## Work request
Copy out each line of the listing below that contains the word "true".

Top of Materials provided

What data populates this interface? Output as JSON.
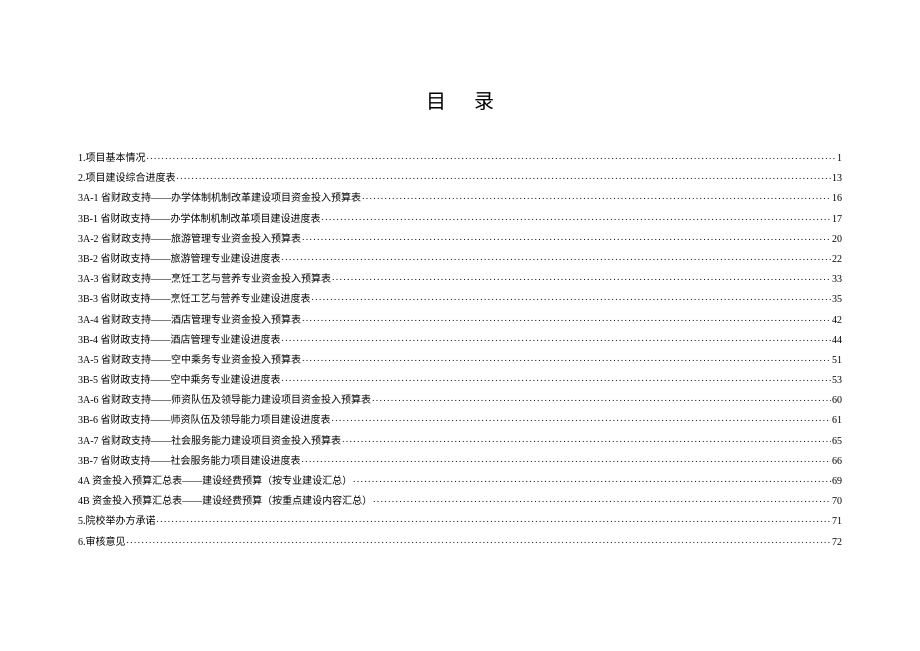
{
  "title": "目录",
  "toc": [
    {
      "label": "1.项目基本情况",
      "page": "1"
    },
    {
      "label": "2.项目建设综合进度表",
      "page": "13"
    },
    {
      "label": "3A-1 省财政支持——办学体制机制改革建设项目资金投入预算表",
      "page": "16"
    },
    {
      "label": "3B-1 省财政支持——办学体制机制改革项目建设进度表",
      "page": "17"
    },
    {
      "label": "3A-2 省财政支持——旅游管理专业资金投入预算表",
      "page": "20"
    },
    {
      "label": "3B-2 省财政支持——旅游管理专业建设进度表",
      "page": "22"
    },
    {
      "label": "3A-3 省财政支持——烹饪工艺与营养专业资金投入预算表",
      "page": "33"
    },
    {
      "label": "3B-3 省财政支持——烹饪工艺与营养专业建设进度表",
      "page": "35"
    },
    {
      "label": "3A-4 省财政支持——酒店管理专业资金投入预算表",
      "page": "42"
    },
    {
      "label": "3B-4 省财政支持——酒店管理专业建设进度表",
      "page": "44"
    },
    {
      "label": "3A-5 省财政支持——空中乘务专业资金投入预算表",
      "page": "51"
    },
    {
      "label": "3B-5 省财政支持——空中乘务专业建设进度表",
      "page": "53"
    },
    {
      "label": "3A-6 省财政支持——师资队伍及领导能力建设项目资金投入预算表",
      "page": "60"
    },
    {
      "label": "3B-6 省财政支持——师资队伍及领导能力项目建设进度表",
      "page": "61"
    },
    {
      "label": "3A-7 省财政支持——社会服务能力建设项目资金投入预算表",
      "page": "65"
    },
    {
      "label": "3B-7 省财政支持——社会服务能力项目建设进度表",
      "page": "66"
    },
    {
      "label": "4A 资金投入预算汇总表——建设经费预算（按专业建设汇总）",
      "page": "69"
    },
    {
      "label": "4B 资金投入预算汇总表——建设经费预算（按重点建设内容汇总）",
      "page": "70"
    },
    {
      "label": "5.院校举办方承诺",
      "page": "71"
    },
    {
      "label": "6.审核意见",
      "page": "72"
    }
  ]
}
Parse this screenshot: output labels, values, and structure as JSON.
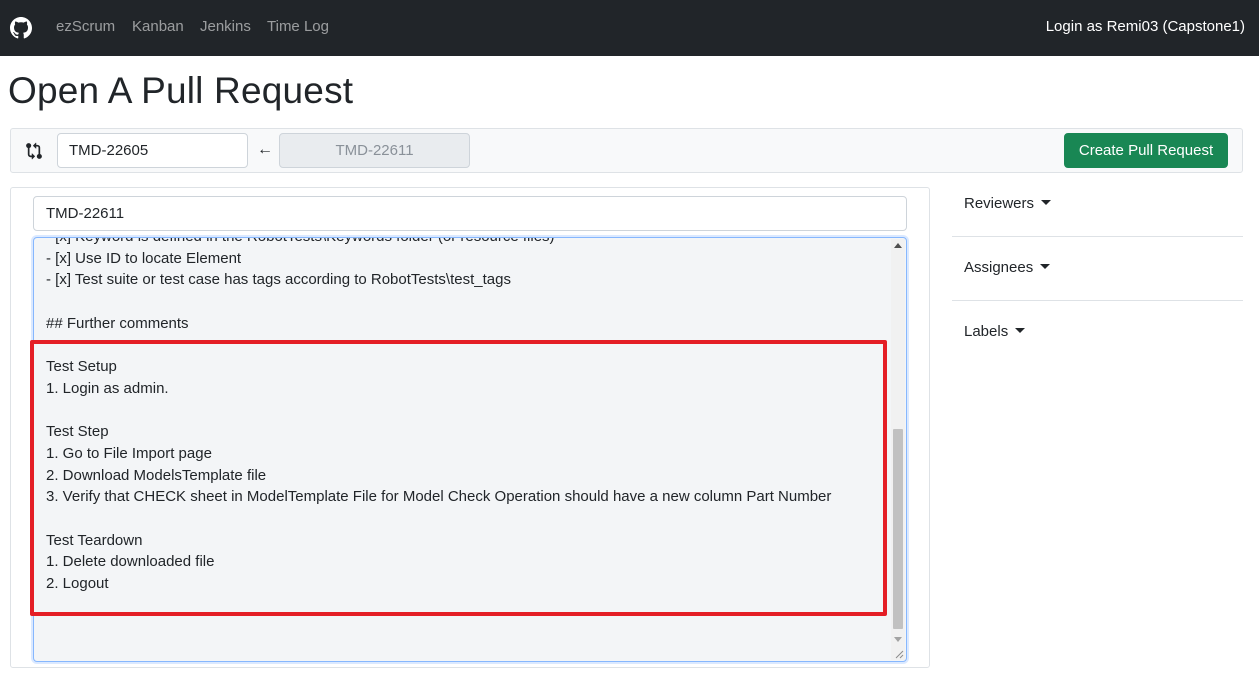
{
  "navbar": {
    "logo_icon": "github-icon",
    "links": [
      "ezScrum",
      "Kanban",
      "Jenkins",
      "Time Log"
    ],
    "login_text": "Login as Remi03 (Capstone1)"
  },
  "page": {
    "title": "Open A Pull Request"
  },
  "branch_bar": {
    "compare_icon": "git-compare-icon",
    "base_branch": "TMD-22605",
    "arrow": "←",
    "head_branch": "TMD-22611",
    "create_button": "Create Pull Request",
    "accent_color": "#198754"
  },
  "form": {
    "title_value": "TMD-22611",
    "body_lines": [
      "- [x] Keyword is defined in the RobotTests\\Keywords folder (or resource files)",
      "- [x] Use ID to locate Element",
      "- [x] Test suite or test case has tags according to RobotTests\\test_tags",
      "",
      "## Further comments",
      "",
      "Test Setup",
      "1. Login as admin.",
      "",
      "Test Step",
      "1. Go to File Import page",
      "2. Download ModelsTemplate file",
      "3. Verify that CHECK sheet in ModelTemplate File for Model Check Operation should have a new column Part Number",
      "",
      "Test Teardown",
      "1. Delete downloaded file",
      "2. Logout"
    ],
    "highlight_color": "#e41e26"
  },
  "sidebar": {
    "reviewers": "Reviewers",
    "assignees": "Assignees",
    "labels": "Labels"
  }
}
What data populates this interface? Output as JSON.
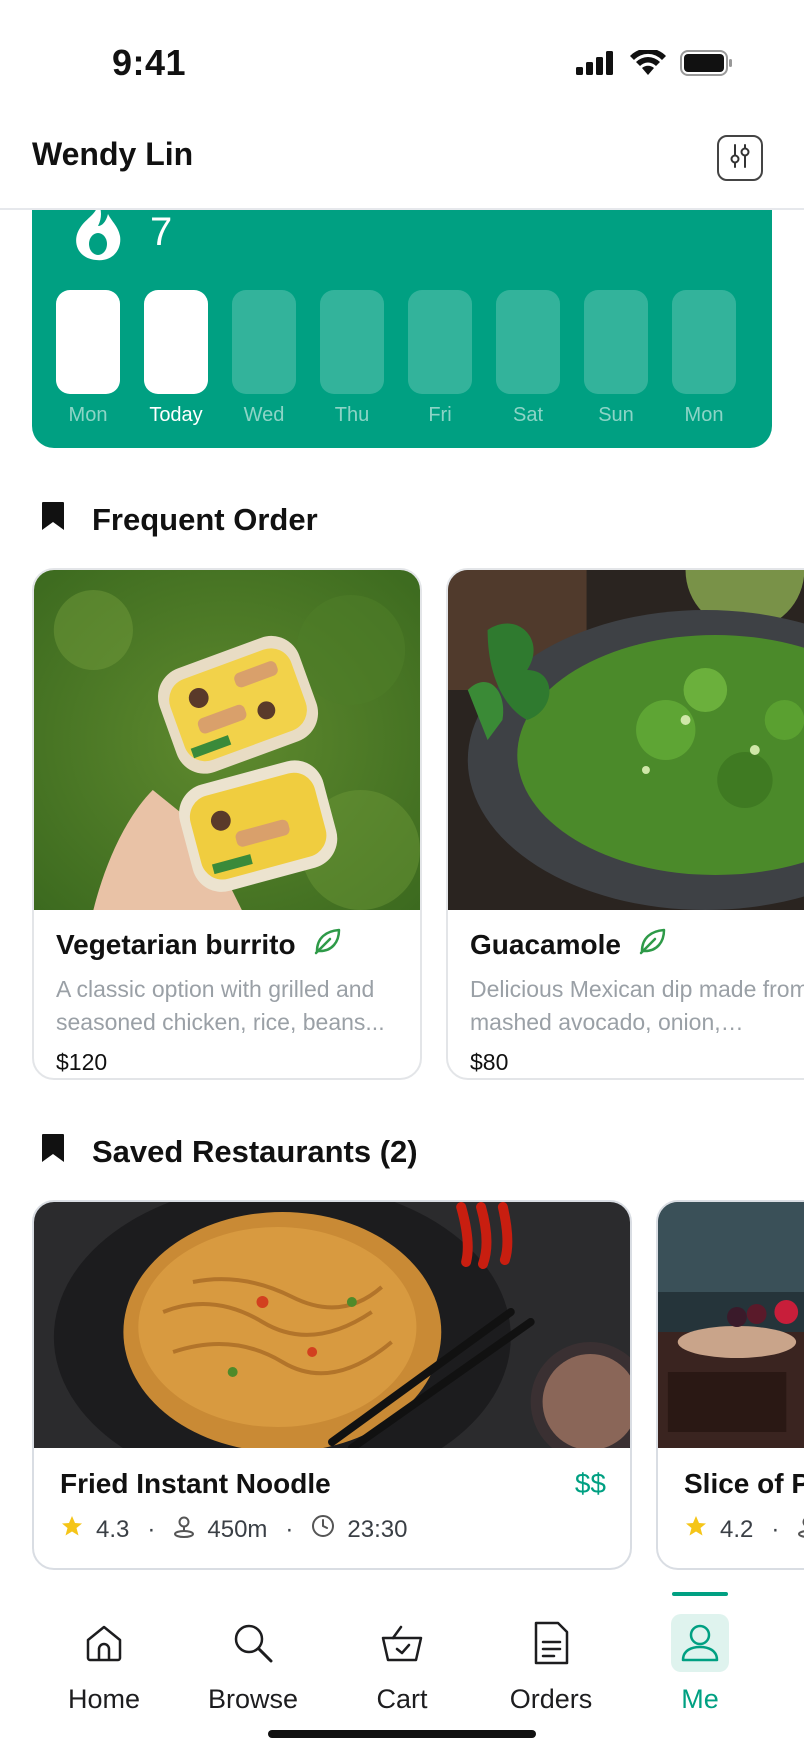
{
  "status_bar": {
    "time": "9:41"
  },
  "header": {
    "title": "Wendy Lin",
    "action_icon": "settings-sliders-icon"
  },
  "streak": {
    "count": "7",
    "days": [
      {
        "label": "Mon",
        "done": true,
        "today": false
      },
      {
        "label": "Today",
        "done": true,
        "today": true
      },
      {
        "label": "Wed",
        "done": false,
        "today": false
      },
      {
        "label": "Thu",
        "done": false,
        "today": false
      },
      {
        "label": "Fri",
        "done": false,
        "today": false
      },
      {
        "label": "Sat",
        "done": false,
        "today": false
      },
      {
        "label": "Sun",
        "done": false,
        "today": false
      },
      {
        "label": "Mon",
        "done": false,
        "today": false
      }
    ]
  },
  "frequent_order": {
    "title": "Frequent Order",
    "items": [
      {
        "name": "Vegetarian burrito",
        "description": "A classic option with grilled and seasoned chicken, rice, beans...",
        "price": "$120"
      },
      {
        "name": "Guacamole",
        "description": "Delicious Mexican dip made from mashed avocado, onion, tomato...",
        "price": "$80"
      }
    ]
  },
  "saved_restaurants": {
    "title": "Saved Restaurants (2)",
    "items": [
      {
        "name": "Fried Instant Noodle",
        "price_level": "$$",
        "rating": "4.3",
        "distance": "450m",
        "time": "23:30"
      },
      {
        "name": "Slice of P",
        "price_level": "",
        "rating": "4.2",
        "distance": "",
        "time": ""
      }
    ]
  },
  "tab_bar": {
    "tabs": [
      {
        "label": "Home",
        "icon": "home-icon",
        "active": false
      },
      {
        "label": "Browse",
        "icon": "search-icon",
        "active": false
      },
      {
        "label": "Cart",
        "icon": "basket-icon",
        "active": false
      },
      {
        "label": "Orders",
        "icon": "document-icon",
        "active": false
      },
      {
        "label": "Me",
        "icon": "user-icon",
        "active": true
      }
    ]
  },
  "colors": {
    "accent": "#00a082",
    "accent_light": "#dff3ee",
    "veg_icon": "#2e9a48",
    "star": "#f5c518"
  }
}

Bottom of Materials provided
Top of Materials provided

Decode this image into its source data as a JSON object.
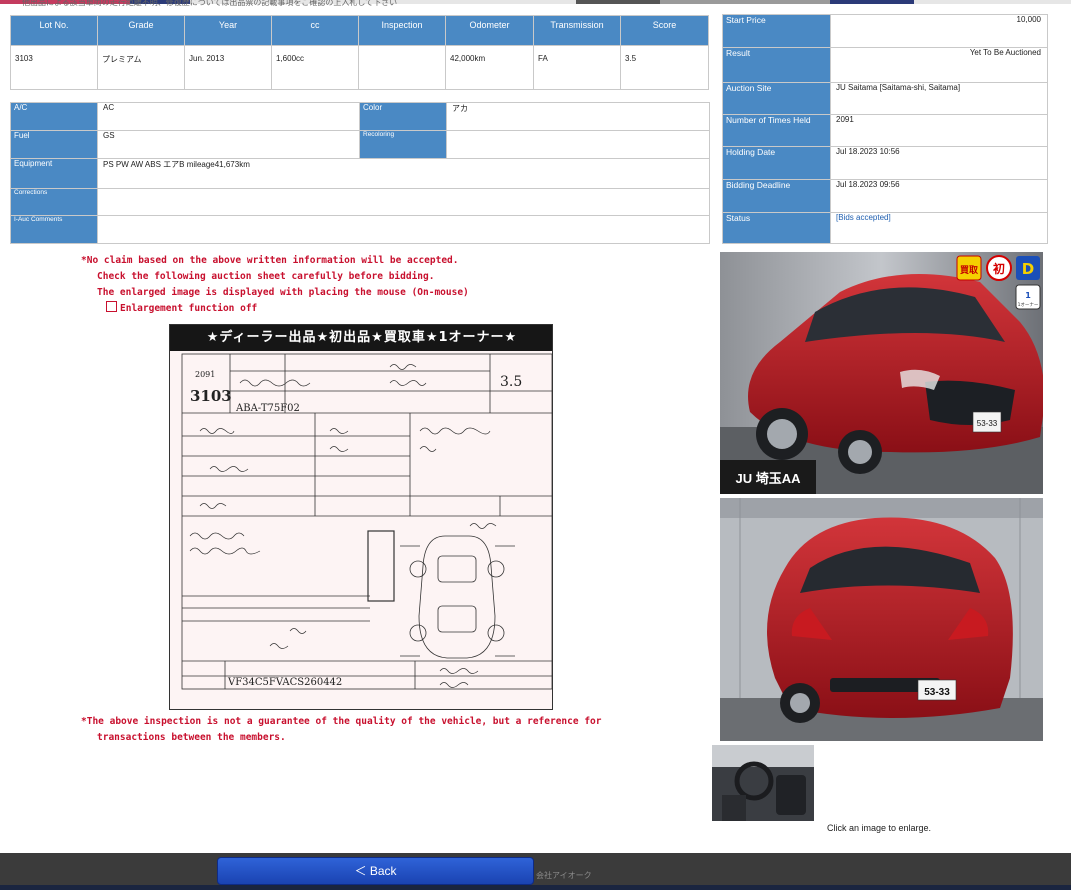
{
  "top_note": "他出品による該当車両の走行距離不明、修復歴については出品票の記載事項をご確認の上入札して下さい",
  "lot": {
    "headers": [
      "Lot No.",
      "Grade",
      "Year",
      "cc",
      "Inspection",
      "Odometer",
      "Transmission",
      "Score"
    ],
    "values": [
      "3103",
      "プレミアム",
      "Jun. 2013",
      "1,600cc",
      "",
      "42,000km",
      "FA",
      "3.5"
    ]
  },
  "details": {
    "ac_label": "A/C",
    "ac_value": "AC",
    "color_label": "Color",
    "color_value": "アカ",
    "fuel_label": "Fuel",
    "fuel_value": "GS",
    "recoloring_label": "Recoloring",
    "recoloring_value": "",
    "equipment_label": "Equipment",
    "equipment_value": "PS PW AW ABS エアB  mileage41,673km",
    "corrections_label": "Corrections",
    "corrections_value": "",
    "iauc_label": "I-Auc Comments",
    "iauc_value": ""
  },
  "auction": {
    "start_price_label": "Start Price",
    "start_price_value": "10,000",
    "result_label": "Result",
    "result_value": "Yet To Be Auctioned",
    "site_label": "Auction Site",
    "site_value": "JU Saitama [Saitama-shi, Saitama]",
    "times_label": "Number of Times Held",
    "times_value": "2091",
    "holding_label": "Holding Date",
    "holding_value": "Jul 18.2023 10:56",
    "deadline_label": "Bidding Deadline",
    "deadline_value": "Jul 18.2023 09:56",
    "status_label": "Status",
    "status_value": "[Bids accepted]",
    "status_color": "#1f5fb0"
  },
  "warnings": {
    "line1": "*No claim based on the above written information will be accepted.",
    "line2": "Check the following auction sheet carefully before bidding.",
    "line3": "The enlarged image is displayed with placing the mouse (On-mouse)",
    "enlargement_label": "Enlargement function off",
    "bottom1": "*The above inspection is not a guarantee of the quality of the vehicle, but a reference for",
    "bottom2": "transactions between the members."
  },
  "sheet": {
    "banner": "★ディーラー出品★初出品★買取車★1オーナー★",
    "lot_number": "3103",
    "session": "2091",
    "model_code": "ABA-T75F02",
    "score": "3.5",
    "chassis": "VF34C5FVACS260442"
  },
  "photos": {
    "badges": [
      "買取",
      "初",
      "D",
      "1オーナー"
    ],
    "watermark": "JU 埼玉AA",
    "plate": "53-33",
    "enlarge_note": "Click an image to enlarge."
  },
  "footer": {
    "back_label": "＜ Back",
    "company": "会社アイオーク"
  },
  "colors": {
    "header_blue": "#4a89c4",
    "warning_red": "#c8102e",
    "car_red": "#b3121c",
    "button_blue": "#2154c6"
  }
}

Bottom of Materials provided

## Task answer
        "done": true,
        "done": true,
        "today": true
        "active": true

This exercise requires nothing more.